"The author concludes his description of the furnishings [of the Tabernacle] by commenting that he cannot deal with these things in detail (cf. 11:32). Rhetorically, passing by something without detailed comment was called PARALEIPSIS (Rhet. ad Her. 4.27 Sec. 37' Lausberg, Handbook SS 882-886)." By identifying some aspects of a large topic while refusing to make detailed comment, the speaker alludes to his familiarity with the subject matter, while relativizing its importance. Here, Hebrews makes clear that what is most important is not the sanctuary, but the ministry that takes place within it" (Hebrews: A New Translation with Introduction and Commentary. Anchor Bible Commentary. New York: Doubleday, 2001), p. 404.

George Guthrie likewise supplies these details:

"Most importantly, he [Leon Vaganay] advanced discussion on the structure of Hebrews with his identification of mot-crochets, 'hook words,' in the book. Hook words were a rhetorical device used in the ancient world to tie two sections of material together. A word was positioned at the end of one section and at the beginning of the next to effect a transition between the two" (The Structure of Hebrews, page 12).
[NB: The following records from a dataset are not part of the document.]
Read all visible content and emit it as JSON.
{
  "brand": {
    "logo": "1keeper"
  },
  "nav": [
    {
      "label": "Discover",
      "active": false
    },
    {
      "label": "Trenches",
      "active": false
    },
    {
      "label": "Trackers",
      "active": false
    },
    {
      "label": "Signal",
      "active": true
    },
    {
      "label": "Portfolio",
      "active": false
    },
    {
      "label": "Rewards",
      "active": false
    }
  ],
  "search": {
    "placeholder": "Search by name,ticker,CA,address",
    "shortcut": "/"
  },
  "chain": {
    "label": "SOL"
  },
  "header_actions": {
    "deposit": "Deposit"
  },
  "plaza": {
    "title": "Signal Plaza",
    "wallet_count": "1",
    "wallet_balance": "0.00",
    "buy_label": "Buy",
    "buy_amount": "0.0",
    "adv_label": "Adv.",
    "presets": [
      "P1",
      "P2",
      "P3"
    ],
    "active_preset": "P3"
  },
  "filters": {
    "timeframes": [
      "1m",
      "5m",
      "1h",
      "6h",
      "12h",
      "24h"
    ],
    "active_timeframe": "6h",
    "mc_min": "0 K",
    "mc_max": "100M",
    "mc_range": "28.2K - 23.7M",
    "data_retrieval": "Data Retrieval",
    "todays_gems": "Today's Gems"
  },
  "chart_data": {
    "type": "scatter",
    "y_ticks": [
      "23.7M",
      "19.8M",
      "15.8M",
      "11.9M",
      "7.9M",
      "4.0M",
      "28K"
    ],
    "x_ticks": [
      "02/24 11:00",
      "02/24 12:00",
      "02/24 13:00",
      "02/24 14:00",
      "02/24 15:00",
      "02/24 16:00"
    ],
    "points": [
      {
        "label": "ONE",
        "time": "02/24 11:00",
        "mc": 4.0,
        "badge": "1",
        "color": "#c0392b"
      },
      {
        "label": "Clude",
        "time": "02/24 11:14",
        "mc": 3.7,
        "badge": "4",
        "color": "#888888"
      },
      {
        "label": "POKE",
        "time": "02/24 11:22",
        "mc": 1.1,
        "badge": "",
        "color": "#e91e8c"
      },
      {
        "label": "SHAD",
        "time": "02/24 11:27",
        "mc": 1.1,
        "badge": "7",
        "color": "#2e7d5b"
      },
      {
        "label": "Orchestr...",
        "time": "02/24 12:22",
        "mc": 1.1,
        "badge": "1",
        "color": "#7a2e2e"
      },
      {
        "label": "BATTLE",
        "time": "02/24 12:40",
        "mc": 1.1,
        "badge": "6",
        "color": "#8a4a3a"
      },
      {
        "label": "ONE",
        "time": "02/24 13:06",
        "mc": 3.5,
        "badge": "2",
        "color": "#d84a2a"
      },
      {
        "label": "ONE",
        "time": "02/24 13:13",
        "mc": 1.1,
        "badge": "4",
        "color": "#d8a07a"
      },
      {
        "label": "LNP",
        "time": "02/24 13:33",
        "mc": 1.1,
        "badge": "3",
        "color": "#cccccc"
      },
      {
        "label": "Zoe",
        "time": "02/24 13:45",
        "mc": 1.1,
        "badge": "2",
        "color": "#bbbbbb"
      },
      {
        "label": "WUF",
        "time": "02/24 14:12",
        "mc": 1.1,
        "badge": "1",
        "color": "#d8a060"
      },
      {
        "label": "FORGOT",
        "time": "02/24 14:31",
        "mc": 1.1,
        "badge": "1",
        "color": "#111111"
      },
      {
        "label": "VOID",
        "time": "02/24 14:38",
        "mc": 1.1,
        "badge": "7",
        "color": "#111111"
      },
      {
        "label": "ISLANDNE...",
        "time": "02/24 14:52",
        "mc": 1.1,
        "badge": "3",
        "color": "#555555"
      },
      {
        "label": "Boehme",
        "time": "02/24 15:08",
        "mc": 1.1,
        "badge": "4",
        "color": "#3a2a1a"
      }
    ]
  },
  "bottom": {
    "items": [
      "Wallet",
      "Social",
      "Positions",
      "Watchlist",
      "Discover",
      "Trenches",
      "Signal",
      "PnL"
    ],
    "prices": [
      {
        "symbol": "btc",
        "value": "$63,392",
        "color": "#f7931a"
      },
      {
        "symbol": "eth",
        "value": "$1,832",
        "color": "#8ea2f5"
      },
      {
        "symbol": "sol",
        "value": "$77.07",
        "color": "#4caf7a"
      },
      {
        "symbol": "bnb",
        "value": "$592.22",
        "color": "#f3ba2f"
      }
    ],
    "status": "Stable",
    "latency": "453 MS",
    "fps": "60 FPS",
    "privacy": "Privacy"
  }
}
One example of a writer employing hook words is Heb. 1:4-5 (which evidently represents the start of a new section), where we find the author using TWN AGGELWN in both verses. TWN AGGELWN thus joins together Heb. 1:1-4 with the following section of Hebrews which begins with Heb 1:5.

According to Richard Lanham, an expert in literary devices, the word "hyperbole" denotes: "Exaggerated or extravagant terms used for emphasis and not intended to be understood literally; self-conscious exaggeration."

Heinrich Lausberg writes: "Hyperbole is an extreme, literally implausible onomastic surpassing of the verbum proprium." Furthermore, "hyperbole is a metaphor with vertical gradations" that stimulates the imagination (Handbook of Literary Rhetoric, section 579).

The September 1, 2002 WT notes that hyperbole is an intentional exaggeration that someone utters for the purpose of emphasis or to make a point. We see vivid examples of hyperbole in the Gospels and Pauline Epistles.